Data for review Start Marker

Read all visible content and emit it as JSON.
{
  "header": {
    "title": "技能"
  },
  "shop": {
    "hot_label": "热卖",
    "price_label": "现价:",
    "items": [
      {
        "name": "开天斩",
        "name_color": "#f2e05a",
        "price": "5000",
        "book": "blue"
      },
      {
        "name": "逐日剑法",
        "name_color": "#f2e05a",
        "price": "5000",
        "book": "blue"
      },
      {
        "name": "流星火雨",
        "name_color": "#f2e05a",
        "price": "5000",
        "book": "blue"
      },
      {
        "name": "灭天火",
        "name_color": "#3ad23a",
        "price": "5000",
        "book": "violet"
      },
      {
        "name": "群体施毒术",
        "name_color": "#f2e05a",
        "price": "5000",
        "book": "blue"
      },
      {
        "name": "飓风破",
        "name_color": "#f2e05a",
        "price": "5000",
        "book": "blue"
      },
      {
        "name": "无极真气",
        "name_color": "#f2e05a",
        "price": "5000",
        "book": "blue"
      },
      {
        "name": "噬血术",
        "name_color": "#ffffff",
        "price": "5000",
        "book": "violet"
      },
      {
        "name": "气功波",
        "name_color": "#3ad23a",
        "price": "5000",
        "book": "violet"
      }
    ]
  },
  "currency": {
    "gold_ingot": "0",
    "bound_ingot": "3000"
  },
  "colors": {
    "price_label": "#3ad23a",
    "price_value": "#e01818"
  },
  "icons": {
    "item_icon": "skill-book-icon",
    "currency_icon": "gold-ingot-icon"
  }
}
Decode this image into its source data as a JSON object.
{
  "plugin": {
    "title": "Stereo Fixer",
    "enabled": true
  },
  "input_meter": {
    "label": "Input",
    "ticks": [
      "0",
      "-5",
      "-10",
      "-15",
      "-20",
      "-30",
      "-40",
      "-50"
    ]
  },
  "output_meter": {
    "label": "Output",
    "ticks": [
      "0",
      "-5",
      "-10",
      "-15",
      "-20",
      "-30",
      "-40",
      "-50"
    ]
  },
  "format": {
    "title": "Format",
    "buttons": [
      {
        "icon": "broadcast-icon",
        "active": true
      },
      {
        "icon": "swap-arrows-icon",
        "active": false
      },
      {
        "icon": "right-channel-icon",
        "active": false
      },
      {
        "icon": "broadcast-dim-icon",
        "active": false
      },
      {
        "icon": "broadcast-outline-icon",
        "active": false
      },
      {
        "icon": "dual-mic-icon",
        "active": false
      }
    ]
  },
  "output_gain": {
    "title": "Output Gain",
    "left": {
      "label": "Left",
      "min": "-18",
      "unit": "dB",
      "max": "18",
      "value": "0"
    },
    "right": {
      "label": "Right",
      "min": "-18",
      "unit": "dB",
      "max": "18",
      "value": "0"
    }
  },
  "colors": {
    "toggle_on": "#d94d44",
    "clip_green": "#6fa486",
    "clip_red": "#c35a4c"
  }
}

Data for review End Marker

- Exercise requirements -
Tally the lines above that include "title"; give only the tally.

- Your solution -
4